Gray, Cynthia, Judicature
In February, the American Bar Association Standing Committee on Ethics and Professional Responsibility issued an advisory opinion stating that "a judge may participate in electronic social networking, but as with all social relationships and contacts, a judge must comply with relevant provisions of the Code of Judicial Conduct and avoid any conduct that would undermine the judge's independence, integrity, or impartiality, or create an appearance of impropriety."
The committee cautioned that "judges must be very thoughtful in their interactions with others, particularly when using ESM [electronic social media]" and "assume that comments posted to an ESM site will not remain within the circle of the judge's connections."
The committee also described the "obvious differences between in-person and digital social interactions."
In contrast to fluid, face-to-face conversation that usually remains among the participants, messages, videos, or photographs posted to ESM may be disseminated to thousands of people without the consent or knowledge of the original poster. Such data have long, perhaps permanent, digital lives such that statements may be recovered, circulated or printed years after being sent.

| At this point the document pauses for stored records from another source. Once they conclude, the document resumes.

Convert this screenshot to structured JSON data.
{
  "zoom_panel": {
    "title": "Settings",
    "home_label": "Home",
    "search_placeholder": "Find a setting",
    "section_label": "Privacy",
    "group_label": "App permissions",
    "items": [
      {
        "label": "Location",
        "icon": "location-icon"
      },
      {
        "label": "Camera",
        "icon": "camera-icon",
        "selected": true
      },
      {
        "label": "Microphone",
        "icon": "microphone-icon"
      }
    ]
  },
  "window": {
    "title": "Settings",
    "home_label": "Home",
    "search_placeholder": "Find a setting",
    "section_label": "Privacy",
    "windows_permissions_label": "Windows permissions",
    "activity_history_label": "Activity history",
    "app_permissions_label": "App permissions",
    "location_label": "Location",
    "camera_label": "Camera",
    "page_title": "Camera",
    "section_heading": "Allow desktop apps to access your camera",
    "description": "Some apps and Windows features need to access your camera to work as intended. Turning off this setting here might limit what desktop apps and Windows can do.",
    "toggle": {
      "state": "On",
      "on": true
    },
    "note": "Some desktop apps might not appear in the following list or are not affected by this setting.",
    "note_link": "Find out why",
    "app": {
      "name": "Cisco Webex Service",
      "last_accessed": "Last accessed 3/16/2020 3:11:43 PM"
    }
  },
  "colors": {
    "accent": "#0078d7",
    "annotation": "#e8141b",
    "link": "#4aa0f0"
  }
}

In addition, relations over the internet may be more difficult to manage because, devoid of in-person visual or vocal cues, messages may be taken out of context, misinterpreted, or relayed incorrectly.
The committee reminded judges that, "while sharing comments, photographs, and other information," a judge must keep in mind the requirement that a judge act in a manner that promotes public confidence in the judiciary and stated that a judge should not form relationships with persons or organizations that may convey an impression that the persons or organizations are in a position to influence the judge. …